“Grab the nearest book.  Open it and go to the tenth word.  Do a Google Image Search on the word.  Write what the image brings to mind.”

Photographers, artists, poets show us BOOKS.” 


battle ww2 peleliuA picture, from a dusty old book
Depicted war in the South Pacific
Some seventy years, had gone by
Since that day, when
The sun barely shone
Through smoke and debris
No birds sang, nothing was green
Only desolation and devastation
As far, as the eye could see

Two, battle weary
Marines, hunkered down
Cradled, weapons
Their, only true friends
Dared, anything to move
Somehow, through this
Apocalyptic madness
Why, were they still there
When, others had perished?
Sentimentality, wasn’t an option
Another day, among many
That never seemed to end

View original post

Self-Belief and Writing

Amen to that…

Barb Caffrey's Blog

Folks, with the recent posts about self-acceptance, I figured I’d follow it up with how self-belief and writing mix — or don’t.

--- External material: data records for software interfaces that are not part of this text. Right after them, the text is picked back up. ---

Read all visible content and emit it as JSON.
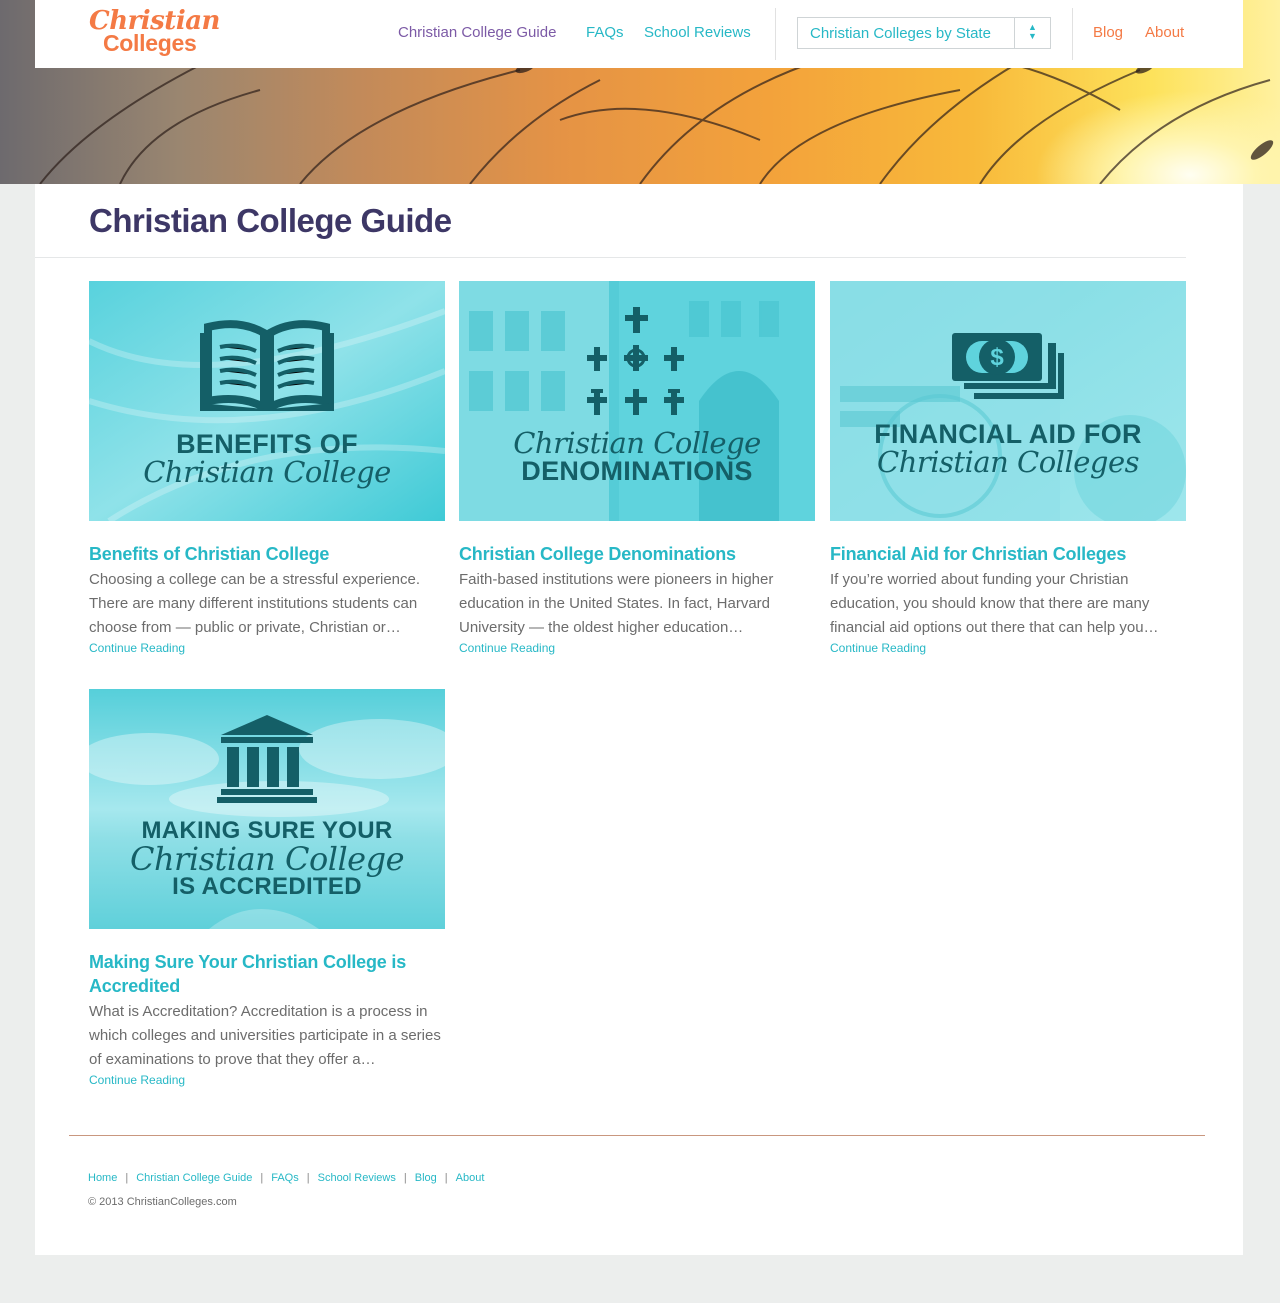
{
  "site": {
    "logo_line1": "Christian",
    "logo_line2": "Colleges"
  },
  "nav": {
    "guide": "Christian College Guide",
    "faqs": "FAQs",
    "reviews": "School Reviews",
    "state_select": "Christian Colleges by State",
    "blog": "Blog",
    "about": "About"
  },
  "page": {
    "title": "Christian College Guide"
  },
  "articles": [
    {
      "image_line1": "BENEFITS OF",
      "image_line2": "Christian College",
      "image_icon": "open-book-icon",
      "title": "Benefits of Christian College",
      "excerpt": "Choosing a college can be a stressful experience. There are many different institutions students can choose from — public or private, Christian or…",
      "more": "Continue Reading"
    },
    {
      "image_line1": "Christian College",
      "image_line2": "DENOMINATIONS",
      "image_icon": "crosses-icon",
      "title": "Christian College Denominations",
      "excerpt": "Faith-based institutions were pioneers in higher education in the United States. In fact, Harvard University — the oldest higher education…",
      "more": "Continue Reading"
    },
    {
      "image_line1": "FINANCIAL AID FOR",
      "image_line2": "Christian Colleges",
      "image_icon": "money-stack-icon",
      "title": "Financial Aid for Christian Colleges",
      "excerpt": "If you’re worried about funding your Christian education, you should know that there are many financial aid options out there that can help you…",
      "more": "Continue Reading"
    },
    {
      "image_line1": "MAKING SURE YOUR",
      "image_line2": "Christian College",
      "image_line3": "IS ACCREDITED",
      "image_icon": "institution-building-icon",
      "title": "Making Sure Your Christian College is Accredited",
      "excerpt": "What is Accreditation? Accreditation is a process in which colleges and universities participate in a series of examinations to prove that they offer a…",
      "more": "Continue Reading"
    }
  ],
  "footer": {
    "links": [
      "Home",
      "Christian College Guide",
      "FAQs",
      "School Reviews",
      "Blog",
      "About"
    ],
    "copyright": "© 2013 ChristianColleges.com"
  },
  "colors": {
    "accent_teal": "#27b8c6",
    "accent_orange": "#f47a45",
    "accent_purple": "#7c5aa6",
    "title_navy": "#3d3766"
  }
}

In my own experience, when I am more confident in myself, and I know that what I’m saying makes sense, I am more likely to make sense in writing than when I am more insecure.

And yet, insecurity is part of what drives a creative person. I can’t deny that. (No creative person can, really, not if he or she is smart.)

The trick is to balance the two. Be just insecure enough to want to write, to need to write (or play music, or compose music, or, I suppose, paint, draw, act, or any other creative pursuit), but be confident enough in what you can do — your belief in yourself, as it were — that you can actually sit down and do it. Without fear. Or…

View original post 513 more words

Sally’s Cafe and Bookstore Update – Amy M. Reade, Seumas Gallacher and Nicholas Rinth

More from Sally 😉

Smorgasbord - Variety is the spice of life

Welcome to the Friday cafe and bookstore update and we have some great new books to add to the shelves. The first is Highland Peril by Amy M. Reade which was published on 5th September.

About Highland Peril

Trading the urban pace of Edinburgh for a tiny village overlooking a breathtaking blue loch was a great move for budding photographer Sylvie Carmichael and her artist husband, Seamus—until a dangerous crime obscures the view . . .

Sylvie’s bucolic life along the heather-covered moors of the Highlands is a world away from the hectic energy of the city. But then a London buyer is killed after purchasing a long-lost Scottish masterpiece from Seamus’s gallery—and the painting vanishes. As suspicion clouds their new life, and their relationship, Sylvie’s search for answers plunges her into an unsolved mystery dating back to Cromwellian Scotland through World War I and beyond. And as she moves…

View original post 1,443 more words